Ian Curtis and Joy Division
240 pages
October 04, 2007
ISBN 10:
ISBN 13:

The only in-depth biographical account of the lead singer of Joy Division, written by his widow.

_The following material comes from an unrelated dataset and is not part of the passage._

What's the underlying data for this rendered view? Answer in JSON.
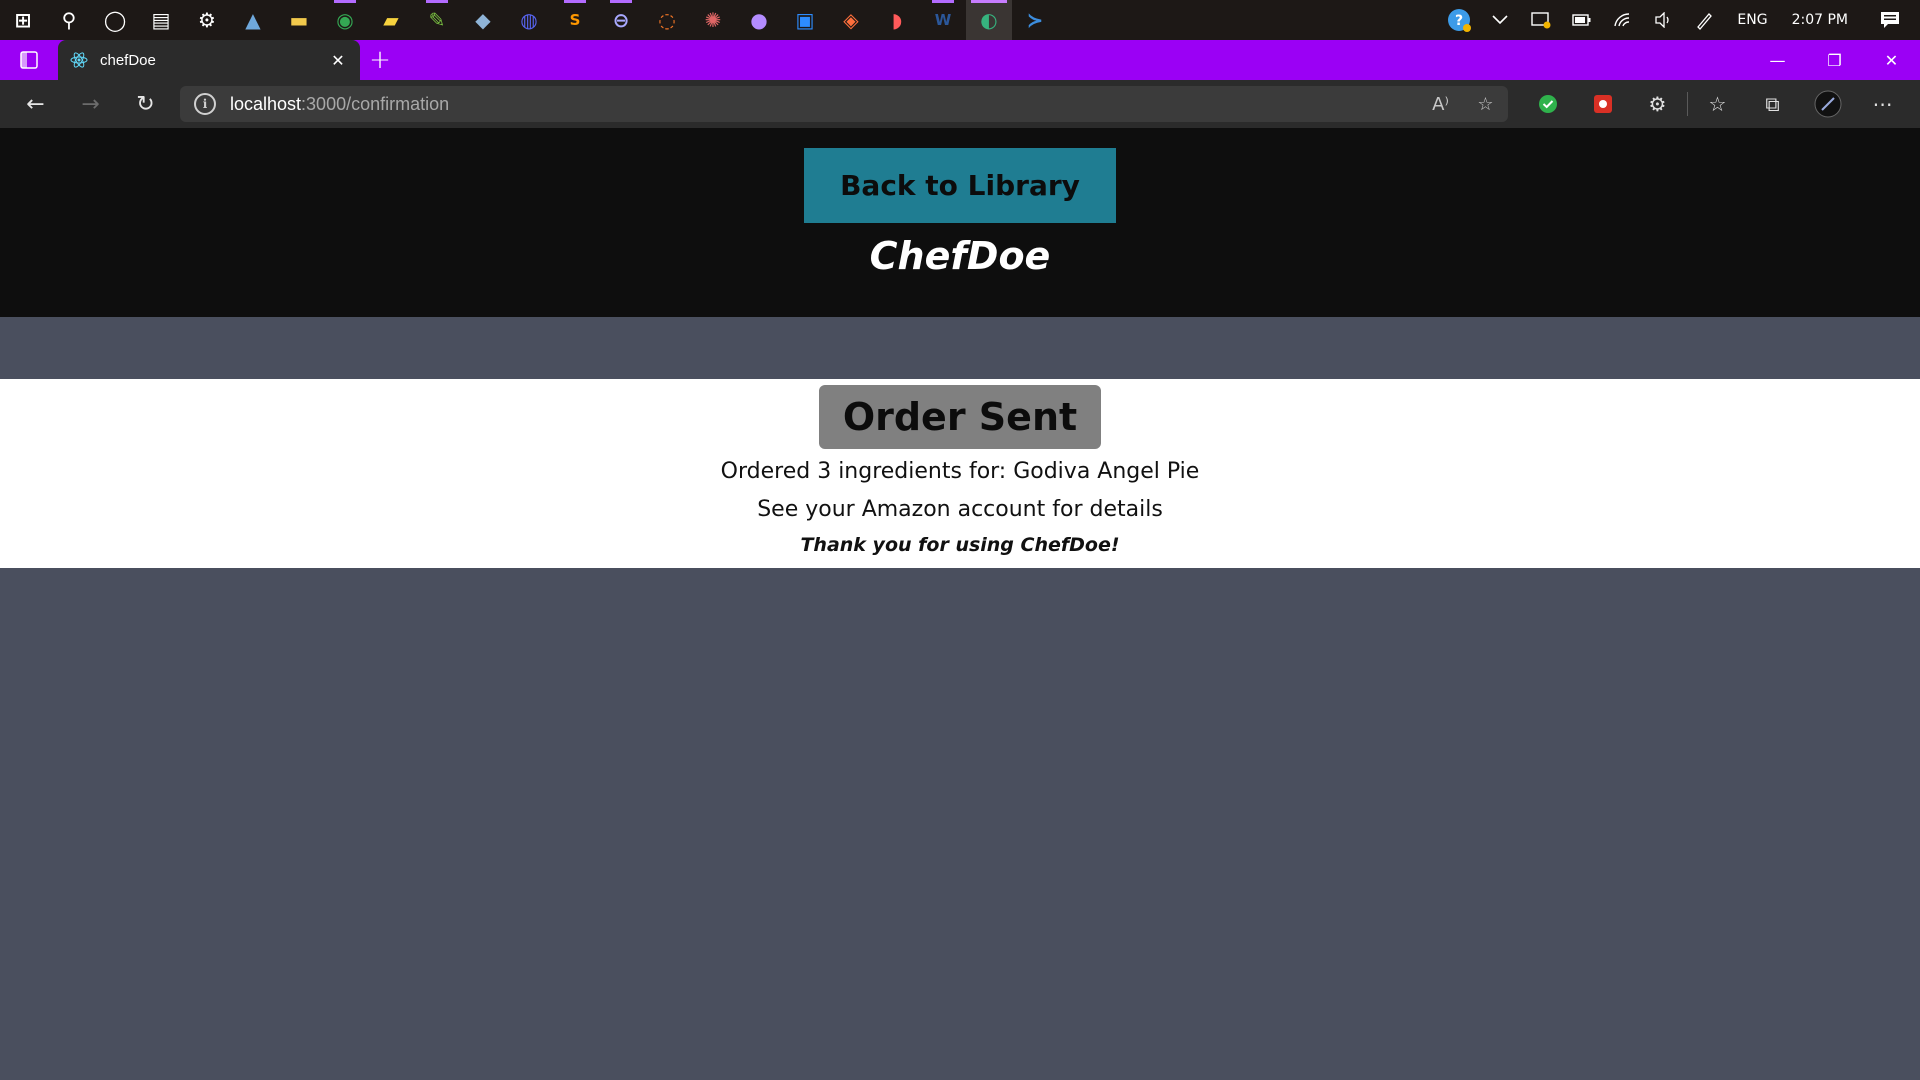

This book, a biography of the late Ian Curtis written by his wife, made me want to cry, but not in the way I expected it to. When most people think of Ian they mourn the loss of a brilliant performer and lyricist who tragically took his own life well before his time. Curtis was not only your classic depressed artist, he was also a very ill person, suffering from severe epilepsy at a time when the illness was not well understood and was not treated correctly, especially for those without any money or resources like Curtis. Ian needed help. One of the few things Debbie Curtis gets right in this book is that Ian needed to tour less and rest more, but in retrospect everyone realizes that was the case. There are no revelations here from Debbie, only accusations. She claims that Ian was lying when he said he didn't want to hold their baby daughter out of fear that he'd drop her. How could she possibly know that? She claims that Ian occasionally faked a seizure when he felt pressured. She throws bombs at his infidelity - which of course is unacceptable - but she notes repeatedly that their marriage was broken already and that Ian's paramour (Annik Honore) wasn't the real problem, Ian was by not wanting to be home. Debbie Curtis comes off as an angry housewife that got married to her sweetheart too young, insisted on having a child, and then got jealous when her husband was on the cusp of becoming a star. She felt left behind and instead of supporting and joining him on the magic ride that Joy Division was about to travel, she got bitter and brought Ian down. Eventually - due to his depression, his illness, and his taking the wrong medications - he cracked and killed himself. It hardly seems that she cares, except that she was left with a baby to raise. I hope that in the 20 years since writing this book she's gotten over herself.